The darker, dramatic tone that began with last week’s episode continues into this one, as Hikigaya’s typical approach to handling situations begins to wear on Yukino, as evidenced by her staunch rejection of Hikigaya’s proposal for handling a new job that has been brought to the Service Club. It turns out that a fellow student has been nominated to run for Student Council President as some sort of prank, and since she’s the only candidate her election is basically assured. The problem is, she doesn’t want to be the SC president, so she turns to the Service Club to help her out. Hikigaya immediately jumps to a plan that appears to be headed in the usual direction: take the brunt of the bad stuff onto himself so that the client can get out of her problem without having her social life negatively impacted. Yukino harshly rejects his plan, moving to instead suggest a direction of her own.

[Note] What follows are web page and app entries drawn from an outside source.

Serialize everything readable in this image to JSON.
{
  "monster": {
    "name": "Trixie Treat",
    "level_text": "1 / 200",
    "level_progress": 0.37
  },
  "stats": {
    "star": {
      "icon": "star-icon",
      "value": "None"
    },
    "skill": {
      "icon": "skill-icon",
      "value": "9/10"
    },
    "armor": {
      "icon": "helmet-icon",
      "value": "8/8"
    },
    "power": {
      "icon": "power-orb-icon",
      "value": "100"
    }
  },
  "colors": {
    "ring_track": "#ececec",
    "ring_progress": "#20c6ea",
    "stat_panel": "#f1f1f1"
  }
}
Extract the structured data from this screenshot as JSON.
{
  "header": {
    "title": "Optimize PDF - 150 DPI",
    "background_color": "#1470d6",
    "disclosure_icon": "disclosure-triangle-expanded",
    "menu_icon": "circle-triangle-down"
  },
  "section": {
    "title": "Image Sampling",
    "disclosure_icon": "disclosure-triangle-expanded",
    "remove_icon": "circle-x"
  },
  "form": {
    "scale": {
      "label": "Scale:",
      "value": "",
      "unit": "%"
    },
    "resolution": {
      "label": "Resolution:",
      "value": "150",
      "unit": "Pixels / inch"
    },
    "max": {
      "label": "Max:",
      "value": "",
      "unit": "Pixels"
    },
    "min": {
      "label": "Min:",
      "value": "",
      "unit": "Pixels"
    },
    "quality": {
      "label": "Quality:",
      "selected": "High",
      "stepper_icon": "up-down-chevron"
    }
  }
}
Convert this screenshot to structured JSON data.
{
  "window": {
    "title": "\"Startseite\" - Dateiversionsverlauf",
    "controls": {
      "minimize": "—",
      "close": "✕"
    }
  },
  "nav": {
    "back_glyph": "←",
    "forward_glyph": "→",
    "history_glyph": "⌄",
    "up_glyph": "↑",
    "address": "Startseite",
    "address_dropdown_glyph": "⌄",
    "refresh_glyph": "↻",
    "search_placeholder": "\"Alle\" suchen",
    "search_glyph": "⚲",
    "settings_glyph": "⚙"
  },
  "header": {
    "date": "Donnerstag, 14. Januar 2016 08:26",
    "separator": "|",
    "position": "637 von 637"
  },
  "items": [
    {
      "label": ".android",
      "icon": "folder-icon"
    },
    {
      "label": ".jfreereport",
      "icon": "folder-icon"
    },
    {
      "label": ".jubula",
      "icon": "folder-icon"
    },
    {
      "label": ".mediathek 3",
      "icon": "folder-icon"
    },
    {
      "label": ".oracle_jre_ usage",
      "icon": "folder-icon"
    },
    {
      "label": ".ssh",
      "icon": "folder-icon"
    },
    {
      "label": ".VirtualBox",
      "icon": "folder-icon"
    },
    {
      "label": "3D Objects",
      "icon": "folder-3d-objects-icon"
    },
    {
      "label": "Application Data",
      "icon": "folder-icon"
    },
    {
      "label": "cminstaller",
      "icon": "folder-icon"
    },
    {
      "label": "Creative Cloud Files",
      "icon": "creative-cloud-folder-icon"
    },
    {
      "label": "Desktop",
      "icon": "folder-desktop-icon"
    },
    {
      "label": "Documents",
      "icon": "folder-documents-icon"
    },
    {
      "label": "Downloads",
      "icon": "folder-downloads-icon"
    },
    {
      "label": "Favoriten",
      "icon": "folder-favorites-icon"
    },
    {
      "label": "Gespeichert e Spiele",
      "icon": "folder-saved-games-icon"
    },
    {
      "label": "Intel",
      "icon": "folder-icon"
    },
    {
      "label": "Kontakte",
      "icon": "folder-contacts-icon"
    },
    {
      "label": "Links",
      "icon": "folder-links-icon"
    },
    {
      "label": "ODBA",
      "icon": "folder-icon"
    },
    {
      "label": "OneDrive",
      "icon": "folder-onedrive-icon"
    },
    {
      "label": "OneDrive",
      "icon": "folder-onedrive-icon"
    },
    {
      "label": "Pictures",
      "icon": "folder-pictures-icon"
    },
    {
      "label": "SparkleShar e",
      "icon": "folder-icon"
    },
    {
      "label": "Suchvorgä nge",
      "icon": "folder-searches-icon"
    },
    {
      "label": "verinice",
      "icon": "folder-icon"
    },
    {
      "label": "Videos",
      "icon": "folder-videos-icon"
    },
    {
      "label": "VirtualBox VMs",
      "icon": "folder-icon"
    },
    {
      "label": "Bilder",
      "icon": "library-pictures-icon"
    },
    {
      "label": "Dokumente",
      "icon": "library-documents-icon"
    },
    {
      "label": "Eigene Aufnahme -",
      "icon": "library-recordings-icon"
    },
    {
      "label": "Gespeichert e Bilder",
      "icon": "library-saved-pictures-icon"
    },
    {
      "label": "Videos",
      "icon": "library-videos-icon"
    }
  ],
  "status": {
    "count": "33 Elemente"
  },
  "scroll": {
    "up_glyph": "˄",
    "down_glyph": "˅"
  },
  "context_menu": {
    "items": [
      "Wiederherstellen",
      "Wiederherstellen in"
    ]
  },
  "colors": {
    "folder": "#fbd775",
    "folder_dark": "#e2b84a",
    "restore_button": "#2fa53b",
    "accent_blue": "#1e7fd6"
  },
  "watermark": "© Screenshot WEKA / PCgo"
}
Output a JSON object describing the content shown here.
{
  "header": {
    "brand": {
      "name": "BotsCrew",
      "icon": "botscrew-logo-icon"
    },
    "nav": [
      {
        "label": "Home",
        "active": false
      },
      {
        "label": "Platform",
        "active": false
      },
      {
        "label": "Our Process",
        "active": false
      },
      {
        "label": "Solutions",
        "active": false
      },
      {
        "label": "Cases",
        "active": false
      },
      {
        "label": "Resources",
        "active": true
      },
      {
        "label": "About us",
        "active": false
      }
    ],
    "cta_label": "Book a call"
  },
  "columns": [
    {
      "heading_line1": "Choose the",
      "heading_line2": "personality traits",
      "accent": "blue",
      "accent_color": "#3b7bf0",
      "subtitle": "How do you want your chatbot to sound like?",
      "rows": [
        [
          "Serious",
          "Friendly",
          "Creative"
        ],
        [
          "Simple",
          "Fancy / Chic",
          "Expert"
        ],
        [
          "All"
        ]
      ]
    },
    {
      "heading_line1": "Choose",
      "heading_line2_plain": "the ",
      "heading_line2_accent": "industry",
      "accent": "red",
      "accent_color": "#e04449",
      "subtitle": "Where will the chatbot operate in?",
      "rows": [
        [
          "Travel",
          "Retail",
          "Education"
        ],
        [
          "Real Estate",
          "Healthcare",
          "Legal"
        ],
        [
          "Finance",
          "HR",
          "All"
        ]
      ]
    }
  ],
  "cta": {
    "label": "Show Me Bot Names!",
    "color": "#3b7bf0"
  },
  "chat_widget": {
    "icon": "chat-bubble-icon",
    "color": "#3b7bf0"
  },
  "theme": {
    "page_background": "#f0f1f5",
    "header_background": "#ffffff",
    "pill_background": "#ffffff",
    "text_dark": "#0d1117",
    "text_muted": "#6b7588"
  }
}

In all reality, the set up for this kind of plot was done at the end of season one, with Shizuka (the Service Club adviser) lamenting that Hikigaya always hurts himself to help others. It makes sense that these feelings would eventually boil over and start affecting his friends, as well; however, starting on that path almost immediately at the beginning of the second season is a bit jarring. As far as this writer can recall, the first season ended on a relatively positive note—which is understandable, especially if a second season wasn’t initially planned. The disconnect is in having a relatively content group of individuals suddenly fall into contention over Hikigaya using the same motives he has always used. Using the first portion of the season to build up the tension before having it finally boil over would have seemed like a more balanced approach.
None of this is to say that the show is bad; on the contrary, it is actually enjoyable to watch a high school anime that isn’t a constant barrage of flowers and sunshine, with a male protagonist who isn’t typical of a romantic comedy (although, calling this a romantic comedy almost seems like lying at this point, as both the romance and the comedy currently seem to be absent). In any case, the current events make one want to see how this conflict is resolved, as Hikigaya cannot possibly continue on the same path anymore—at least, not without severely damaging or even losing the friendships he has finally made. Perhaps that’s what needs to happen, though. Maybe he has to lose it all to realize how much it means to him, since his usual cynical attitude may not place much value on friendship. That’s just a theory, of course. How this will play out is still too far off for anyone to tell, so one can only hope for a satisfying conclusion.
A Christian Perspective:
Proverbs 26:11 – As a dog returns to its vomit, so fools repeat their folly.
Sorry guys, no positive perspective this week. I think it’s fairly obvious where I’m going with this, but I’ll go there anyway. As we have seen, Hikigaya’s methods for solving problems (basically, putting himself on the line for the sake of sparing others any personal embarrassment) are starting to hurt those closest to him, and they are starting to get vocal about it, and yet Hikigaya continues to use this approach. While this plot point is still in its infancy, it stands to reason that if he doesn’t change his ways, then he may lose his friends—not because they dislike him, but because being around him would become too painful. Grant you this is all speculation, but it is a likely scenario based on what we’re given.
The verse above makes it clear that to persist in your folly is foolish, and at this point it is pretty clear that Hikigaya’s methods are foolish. He takes the brunt of anger, embarrassment, etc. onto himself, which of course sets the stage for contention between himself and others. It’s true that he doesn’t seem to have too much trouble with his fellow classmates, although it is also obvious that he doesn’t exactly have a friendly relationship with them. Ultimately, though, it is never wise to continue making enemies for yourself, and that is precisely what Hikigaya’s methods have the potential of doing. Instead of being wise and looking at other methods, though, he is obstinate and insists on using the same tactics over and over again. Whether this is simply because they work, because he doesn’t care what people think of him, or because of some other variable that we do not yet know of, I cannot say. As Christians, though, let us practice wisdom and actually consider our methods of doing things, especially when they are clearly hurting those closest to us.
Language: 1 “Oh my G–”
Alcohol/Drug Use: None
Nudity/Sex/Fanservice: Hikigaya stares at a girl’s chest